### STUDY MATERIAL
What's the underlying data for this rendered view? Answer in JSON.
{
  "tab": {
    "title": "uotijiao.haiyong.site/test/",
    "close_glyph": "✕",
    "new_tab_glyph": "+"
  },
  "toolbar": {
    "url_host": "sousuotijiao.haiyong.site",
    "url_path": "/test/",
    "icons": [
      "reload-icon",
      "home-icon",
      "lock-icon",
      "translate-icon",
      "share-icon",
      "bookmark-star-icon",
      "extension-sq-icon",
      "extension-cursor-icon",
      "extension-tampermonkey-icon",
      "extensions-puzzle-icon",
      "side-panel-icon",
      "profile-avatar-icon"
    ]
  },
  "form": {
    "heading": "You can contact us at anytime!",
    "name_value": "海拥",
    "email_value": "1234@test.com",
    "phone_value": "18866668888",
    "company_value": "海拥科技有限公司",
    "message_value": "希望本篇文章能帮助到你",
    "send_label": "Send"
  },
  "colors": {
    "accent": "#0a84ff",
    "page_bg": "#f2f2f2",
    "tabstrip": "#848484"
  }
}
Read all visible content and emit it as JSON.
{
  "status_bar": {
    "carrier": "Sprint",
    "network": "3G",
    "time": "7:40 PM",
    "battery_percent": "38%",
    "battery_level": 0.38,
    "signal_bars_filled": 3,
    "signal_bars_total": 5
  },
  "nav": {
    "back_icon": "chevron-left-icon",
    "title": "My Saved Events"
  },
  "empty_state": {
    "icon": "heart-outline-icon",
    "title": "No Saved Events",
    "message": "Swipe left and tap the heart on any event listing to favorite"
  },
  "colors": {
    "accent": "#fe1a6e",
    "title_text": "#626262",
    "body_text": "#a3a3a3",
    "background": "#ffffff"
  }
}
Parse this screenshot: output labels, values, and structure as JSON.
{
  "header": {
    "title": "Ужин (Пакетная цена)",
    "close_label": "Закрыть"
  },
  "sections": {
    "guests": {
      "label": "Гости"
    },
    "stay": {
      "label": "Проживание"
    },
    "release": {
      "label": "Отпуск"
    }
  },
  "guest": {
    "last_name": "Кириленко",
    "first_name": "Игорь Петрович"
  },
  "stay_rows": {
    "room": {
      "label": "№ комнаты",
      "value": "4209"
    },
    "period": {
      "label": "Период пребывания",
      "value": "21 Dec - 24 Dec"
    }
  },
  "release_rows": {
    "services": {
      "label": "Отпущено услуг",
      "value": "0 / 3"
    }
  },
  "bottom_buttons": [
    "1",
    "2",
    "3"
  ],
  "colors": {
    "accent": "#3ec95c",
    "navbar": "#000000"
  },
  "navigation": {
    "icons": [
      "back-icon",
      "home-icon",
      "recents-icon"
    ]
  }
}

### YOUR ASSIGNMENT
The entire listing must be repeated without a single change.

### EXPECTED ANSWER
What's the underlying data for this rendered view? Answer in JSON.
{
  "tab": {
    "title": "uotijiao.haiyong.site/test/",
    "close_glyph": "✕",
    "new_tab_glyph": "+"
  },
  "toolbar": {
    "url_host": "sousuotijiao.haiyong.site",
    "url_path": "/test/",
    "icons": [
      "reload-icon",
      "home-icon",
      "lock-icon",
      "translate-icon",
      "share-icon",
      "bookmark-star-icon",
      "extension-sq-icon",
      "extension-cursor-icon",
      "extension-tampermonkey-icon",
      "extensions-puzzle-icon",
      "side-panel-icon",
      "profile-avatar-icon"
    ]
  },
  "form": {
    "heading": "You can contact us at anytime!",
    "name_value": "海拥",
    "email_value": "1234@test.com",
    "phone_value": "18866668888",
    "company_value": "海拥科技有限公司",
    "message_value": "希望本篇文章能帮助到你",
    "send_label": "Send"
  },
  "colors": {
    "accent": "#0a84ff",
    "page_bg": "#f2f2f2",
    "tabstrip": "#848484"
  }
}
Read all visible content and emit it as JSON.
{
  "status_bar": {
    "carrier": "Sprint",
    "network": "3G",
    "time": "7:40 PM",
    "battery_percent": "38%",
    "battery_level": 0.38,
    "signal_bars_filled": 3,
    "signal_bars_total": 5
  },
  "nav": {
    "back_icon": "chevron-left-icon",
    "title": "My Saved Events"
  },
  "empty_state": {
    "icon": "heart-outline-icon",
    "title": "No Saved Events",
    "message": "Swipe left and tap the heart on any event listing to favorite"
  },
  "colors": {
    "accent": "#fe1a6e",
    "title_text": "#626262",
    "body_text": "#a3a3a3",
    "background": "#ffffff"
  }
}
Parse this screenshot: output labels, values, and structure as JSON.
{
  "header": {
    "title": "Ужин (Пакетная цена)",
    "close_label": "Закрыть"
  },
  "sections": {
    "guests": {
      "label": "Гости"
    },
    "stay": {
      "label": "Проживание"
    },
    "release": {
      "label": "Отпуск"
    }
  },
  "guest": {
    "last_name": "Кириленко",
    "first_name": "Игорь Петрович"
  },
  "stay_rows": {
    "room": {
      "label": "№ комнаты",
      "value": "4209"
    },
    "period": {
      "label": "Период пребывания",
      "value": "21 Dec - 24 Dec"
    }
  },
  "release_rows": {
    "services": {
      "label": "Отпущено услуг",
      "value": "0 / 3"
    }
  },
  "bottom_buttons": [
    "1",
    "2",
    "3"
  ],
  "colors": {
    "accent": "#3ec95c",
    "navbar": "#000000"
  },
  "navigation": {
    "icons": [
      "back-icon",
      "home-icon",
      "recents-icon"
    ]
  }
}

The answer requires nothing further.